Collection entries ▸
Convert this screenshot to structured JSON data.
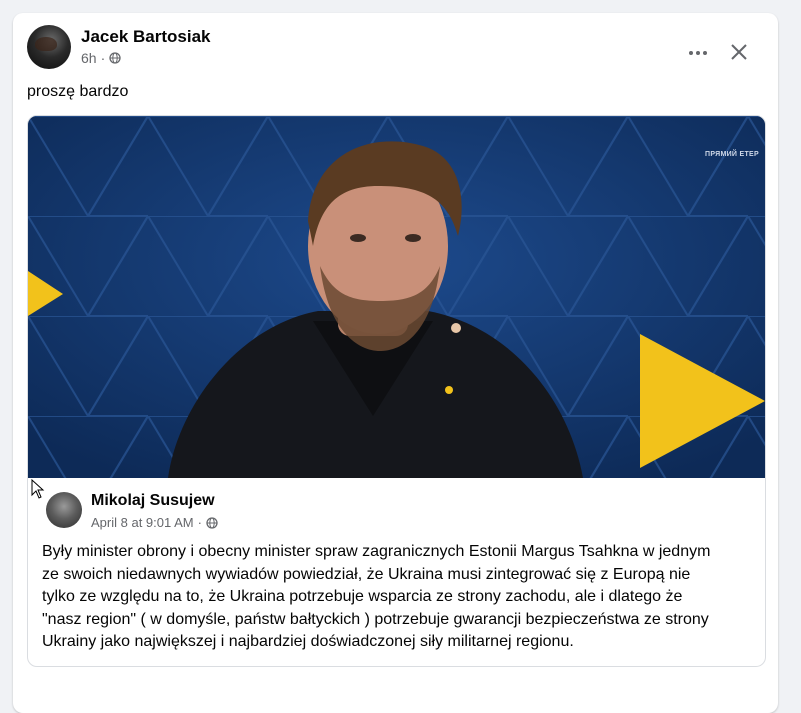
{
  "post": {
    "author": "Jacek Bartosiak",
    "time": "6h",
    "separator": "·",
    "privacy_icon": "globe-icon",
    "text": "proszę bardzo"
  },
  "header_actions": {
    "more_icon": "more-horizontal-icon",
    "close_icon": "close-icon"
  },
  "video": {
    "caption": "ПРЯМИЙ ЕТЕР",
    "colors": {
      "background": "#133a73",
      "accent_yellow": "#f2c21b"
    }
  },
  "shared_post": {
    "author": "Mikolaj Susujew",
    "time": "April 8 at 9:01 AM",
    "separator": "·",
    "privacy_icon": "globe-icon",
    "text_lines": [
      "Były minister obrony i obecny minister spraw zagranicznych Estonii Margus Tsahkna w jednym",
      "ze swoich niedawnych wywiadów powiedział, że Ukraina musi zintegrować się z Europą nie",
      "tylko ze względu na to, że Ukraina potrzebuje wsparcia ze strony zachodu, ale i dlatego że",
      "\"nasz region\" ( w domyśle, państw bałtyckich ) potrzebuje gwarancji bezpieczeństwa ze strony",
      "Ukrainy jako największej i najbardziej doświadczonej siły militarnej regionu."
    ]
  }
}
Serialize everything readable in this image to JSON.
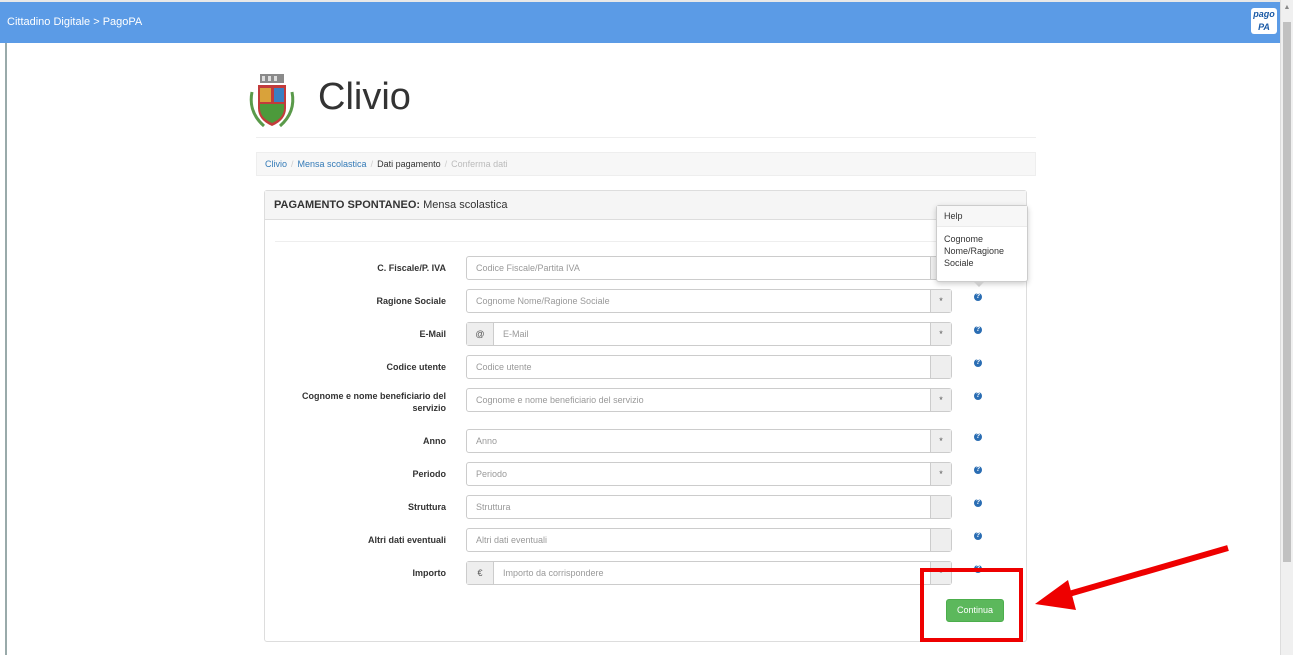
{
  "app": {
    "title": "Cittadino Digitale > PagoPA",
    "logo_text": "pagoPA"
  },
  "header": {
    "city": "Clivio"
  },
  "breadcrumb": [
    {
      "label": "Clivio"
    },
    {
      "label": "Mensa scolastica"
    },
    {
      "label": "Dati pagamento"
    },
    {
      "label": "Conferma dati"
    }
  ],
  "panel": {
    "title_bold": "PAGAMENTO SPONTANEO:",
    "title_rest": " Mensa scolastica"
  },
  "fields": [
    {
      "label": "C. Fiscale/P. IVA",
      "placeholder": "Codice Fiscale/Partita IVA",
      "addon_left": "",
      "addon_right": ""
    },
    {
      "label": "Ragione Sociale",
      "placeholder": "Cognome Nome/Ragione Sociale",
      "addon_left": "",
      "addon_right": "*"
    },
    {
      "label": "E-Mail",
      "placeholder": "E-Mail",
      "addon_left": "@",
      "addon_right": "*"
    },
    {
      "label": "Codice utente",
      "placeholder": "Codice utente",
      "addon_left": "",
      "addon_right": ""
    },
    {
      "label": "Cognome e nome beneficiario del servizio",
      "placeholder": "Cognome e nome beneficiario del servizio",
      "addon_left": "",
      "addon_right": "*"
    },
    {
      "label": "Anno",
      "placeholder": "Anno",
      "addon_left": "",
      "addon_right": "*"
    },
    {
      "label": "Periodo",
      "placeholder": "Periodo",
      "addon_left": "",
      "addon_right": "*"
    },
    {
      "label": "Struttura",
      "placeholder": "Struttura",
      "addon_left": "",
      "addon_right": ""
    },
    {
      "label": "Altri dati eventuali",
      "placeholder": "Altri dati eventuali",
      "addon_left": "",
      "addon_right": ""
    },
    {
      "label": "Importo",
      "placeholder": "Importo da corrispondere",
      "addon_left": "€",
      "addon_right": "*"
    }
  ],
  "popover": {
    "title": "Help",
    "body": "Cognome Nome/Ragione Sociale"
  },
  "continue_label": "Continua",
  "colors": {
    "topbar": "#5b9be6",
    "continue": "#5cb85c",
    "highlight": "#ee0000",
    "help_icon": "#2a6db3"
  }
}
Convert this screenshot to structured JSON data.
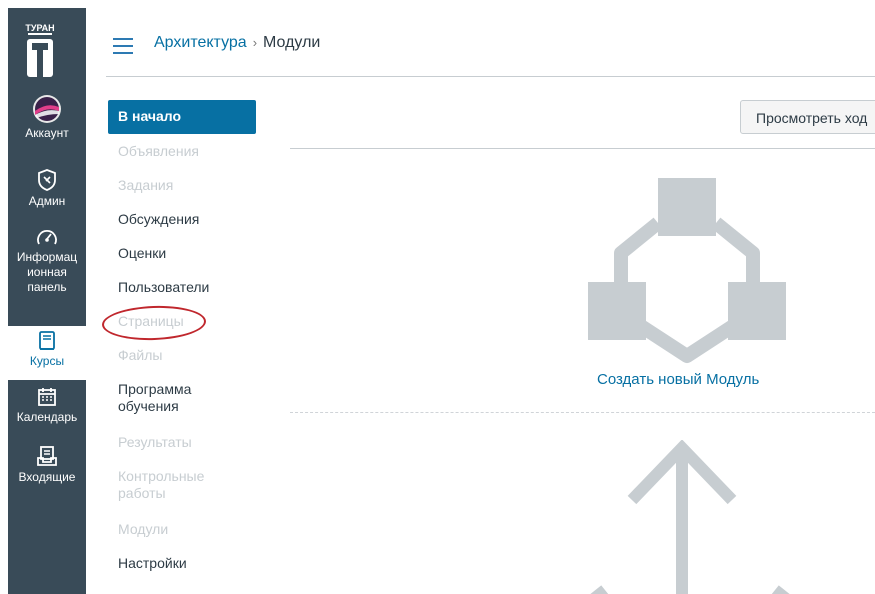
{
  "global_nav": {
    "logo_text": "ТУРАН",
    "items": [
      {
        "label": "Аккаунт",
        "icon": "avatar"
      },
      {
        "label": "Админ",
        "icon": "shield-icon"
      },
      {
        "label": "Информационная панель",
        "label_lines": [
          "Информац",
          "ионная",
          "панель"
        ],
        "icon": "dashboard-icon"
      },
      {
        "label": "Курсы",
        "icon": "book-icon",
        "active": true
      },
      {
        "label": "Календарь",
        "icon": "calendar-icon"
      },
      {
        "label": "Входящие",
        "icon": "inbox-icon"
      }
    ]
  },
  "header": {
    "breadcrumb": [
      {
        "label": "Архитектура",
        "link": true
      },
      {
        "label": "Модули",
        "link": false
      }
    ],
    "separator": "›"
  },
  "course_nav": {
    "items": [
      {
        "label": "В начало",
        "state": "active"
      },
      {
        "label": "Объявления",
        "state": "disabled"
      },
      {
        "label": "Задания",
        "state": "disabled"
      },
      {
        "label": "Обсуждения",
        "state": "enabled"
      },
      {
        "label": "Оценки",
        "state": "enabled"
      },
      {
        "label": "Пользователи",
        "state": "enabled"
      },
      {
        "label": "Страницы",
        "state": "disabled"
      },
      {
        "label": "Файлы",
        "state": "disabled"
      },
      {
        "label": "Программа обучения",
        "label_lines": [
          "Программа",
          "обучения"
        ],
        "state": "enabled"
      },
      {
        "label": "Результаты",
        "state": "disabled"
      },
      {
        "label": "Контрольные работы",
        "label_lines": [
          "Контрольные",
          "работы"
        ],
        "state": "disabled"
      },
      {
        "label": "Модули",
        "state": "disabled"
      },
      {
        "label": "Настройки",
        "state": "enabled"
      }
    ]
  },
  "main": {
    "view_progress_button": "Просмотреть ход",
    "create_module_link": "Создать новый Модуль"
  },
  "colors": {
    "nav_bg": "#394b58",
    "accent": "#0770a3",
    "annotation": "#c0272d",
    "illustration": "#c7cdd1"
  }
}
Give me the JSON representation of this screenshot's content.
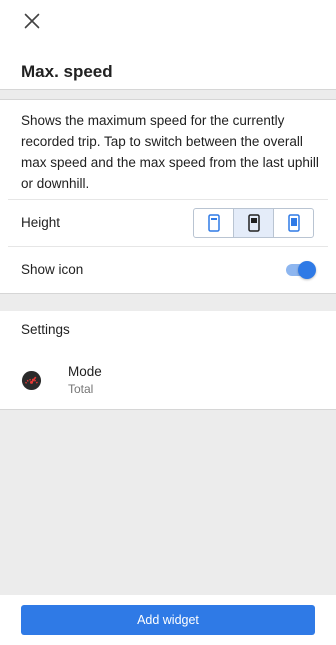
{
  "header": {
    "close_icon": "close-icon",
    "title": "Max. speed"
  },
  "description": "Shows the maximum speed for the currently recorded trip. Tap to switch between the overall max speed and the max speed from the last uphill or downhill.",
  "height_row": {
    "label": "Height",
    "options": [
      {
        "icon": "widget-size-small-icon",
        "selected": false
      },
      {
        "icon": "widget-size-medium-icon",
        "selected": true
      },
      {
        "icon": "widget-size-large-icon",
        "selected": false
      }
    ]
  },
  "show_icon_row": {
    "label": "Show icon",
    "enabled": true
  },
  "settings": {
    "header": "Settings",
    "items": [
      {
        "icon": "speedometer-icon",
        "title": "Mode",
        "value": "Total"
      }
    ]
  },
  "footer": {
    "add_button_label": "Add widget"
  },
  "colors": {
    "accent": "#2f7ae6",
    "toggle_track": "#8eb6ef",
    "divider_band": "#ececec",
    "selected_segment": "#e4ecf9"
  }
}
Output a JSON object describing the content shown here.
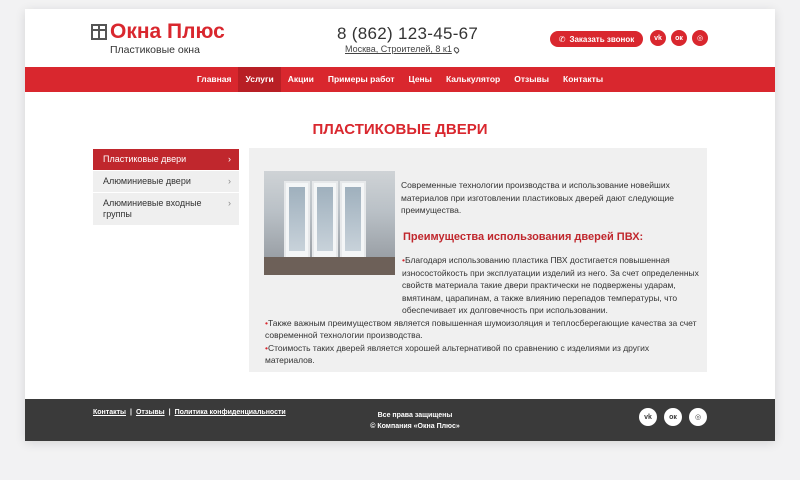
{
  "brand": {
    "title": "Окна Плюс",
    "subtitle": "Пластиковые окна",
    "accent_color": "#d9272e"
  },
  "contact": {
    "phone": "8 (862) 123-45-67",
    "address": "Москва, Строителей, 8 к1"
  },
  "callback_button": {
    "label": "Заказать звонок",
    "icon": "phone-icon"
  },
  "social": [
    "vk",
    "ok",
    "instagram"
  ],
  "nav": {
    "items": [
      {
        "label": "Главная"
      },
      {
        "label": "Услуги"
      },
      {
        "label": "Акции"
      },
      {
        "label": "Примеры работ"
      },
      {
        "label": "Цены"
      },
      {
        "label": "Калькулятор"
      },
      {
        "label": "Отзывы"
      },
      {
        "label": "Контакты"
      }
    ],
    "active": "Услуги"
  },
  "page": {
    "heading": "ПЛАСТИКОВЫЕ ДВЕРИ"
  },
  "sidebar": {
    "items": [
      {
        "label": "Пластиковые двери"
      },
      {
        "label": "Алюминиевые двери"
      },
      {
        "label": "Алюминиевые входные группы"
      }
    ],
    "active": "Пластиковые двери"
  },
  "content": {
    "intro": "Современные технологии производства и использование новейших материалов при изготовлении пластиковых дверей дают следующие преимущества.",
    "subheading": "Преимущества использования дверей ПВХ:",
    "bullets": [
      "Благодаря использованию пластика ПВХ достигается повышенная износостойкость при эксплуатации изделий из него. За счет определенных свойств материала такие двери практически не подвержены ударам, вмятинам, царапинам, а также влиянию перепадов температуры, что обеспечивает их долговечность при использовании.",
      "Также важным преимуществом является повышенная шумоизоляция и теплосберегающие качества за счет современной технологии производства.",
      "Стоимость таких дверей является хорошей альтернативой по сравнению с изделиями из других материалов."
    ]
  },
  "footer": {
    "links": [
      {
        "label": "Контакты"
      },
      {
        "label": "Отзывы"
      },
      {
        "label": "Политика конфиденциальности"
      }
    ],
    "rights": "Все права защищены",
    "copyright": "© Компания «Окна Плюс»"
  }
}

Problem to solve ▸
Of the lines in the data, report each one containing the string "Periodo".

Result ▸
      "label": "Periodo",
      "placeholder": "Periodo",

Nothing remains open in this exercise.